But in a country where large numbers of women are educated and participate in the work force, such arguments may be seen as antiquated.

Indeed, another reason polygamy is so rare is because of the social stigma attached to it.

But because Islamic law permits polygamy, marriage laws are unlikely to change to reflect prevailing mores.

At the press conference, Sadegi said “No law can veto the recommendations of sharia law, and no law can prevent polygamy because it would go against the Koran.”

Iranwire has tried to find out more details about Sadegi’s press conference but has been unable to unearth any clue as to why the regime should suddenly have taken up the  pro-polygamy cause. 

It could be that that someone, somewhere has raised objections.

But maybe this isn’t about the particular issue of polygamy at all.  For an Islamic Republic, any religious question is a constitutional one, and possibly even an existential one. Getting religion right is crucial to the survival of the regime.

Ayatollah Khomeini once said ‘Anyone who will say that religion is separate from politics is a fool; he does not know Islam or politics.’  And you can see what he meant – sort of.


Earlier this week, powerful and dangerous dust storms hit the Western Iranian provinces of Khuzistan and Azerbaijan.

Photos taken by IranWire readers show scenes that recall the Dust Bowl disaster that afflicted American prairies in the 1930s.

They show highways clogged by cars moving through a surreal sepia cloud.

In some cities, layers of dust covered cars like snow, and the sky was invisible.
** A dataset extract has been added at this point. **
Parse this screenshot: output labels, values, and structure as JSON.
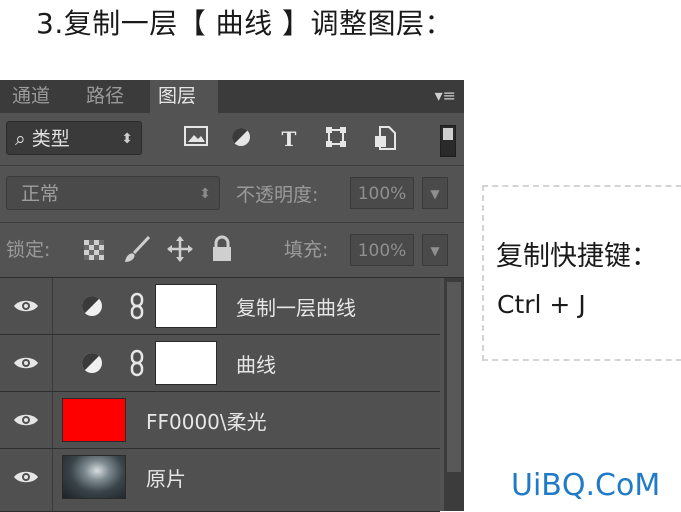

People wore masks to protect themselves.

Pollution levels were said to be 35 times higher than was considered healthy, and schools and government buildings closed.
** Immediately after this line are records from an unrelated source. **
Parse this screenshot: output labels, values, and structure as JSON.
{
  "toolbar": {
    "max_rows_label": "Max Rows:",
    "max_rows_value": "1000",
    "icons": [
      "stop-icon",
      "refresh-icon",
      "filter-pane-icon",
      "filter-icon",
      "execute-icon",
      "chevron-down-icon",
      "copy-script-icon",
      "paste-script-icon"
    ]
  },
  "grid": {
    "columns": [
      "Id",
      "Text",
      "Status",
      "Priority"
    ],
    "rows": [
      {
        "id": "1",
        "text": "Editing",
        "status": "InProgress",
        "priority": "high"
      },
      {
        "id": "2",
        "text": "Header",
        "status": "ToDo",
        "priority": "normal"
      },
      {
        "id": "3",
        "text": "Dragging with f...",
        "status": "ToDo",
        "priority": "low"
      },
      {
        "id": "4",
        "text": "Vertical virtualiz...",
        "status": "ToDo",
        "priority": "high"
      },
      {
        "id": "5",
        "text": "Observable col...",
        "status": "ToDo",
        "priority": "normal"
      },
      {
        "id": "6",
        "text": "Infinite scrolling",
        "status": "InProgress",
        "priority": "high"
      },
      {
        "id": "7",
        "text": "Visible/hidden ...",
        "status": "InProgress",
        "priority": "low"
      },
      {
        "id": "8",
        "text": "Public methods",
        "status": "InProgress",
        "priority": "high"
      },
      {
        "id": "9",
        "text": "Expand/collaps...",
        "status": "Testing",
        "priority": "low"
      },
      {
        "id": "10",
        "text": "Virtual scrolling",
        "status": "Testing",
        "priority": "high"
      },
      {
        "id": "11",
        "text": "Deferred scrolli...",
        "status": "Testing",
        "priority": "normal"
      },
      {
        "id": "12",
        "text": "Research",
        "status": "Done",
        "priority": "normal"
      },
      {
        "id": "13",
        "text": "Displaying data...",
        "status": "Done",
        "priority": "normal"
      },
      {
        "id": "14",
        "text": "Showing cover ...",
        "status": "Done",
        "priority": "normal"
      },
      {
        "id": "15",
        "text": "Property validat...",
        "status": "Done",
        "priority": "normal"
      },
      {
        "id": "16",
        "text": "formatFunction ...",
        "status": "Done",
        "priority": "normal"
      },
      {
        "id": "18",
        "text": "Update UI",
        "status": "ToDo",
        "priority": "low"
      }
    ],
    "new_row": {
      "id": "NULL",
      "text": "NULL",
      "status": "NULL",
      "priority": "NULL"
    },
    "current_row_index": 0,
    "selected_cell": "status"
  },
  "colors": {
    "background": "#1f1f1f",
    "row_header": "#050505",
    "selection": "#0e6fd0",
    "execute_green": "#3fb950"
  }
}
The storms were partly a natural phenomenon, and partly due to climate change.

In the southern city of Ahvaz, residents blamed pollutants from local industries and the depletion of nearby marshlands.
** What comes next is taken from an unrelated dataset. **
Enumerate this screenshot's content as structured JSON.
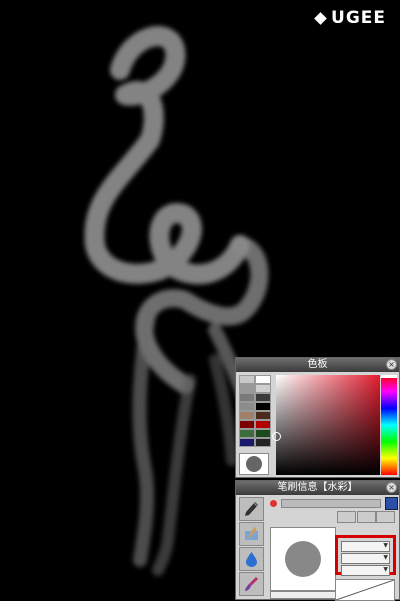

While there are limits to what the government can do, the environment is becoming a political issue in Iran.

The Los Angeles Times reports that six protesters were arrested in Ahvas, where people were calling for better water management to prevent desertification.

Iran has faced frequent droughts in recent years, exacerbated by poor farming techniques and overuse of water.

In fact, 90 per cent of water is used for agriculture.

According to Iran’s own figures, daily water use per person in Iran is more than double the global average.

In an interview with IranWire last month, climatologist Nasser Karami said the environment is not high on the agenda of either the government or opposition groups.

Karami said that unless the government changes its approach, Iran could end up like Horn of Africa, where drought has caused violence and instability.

That is a threat the Islamic Republic has barley begun to face.


Society & Culture

Iran Weekly Wire Podcast

February 9, 2015
5 min read
Iran Weekly Wire Podcast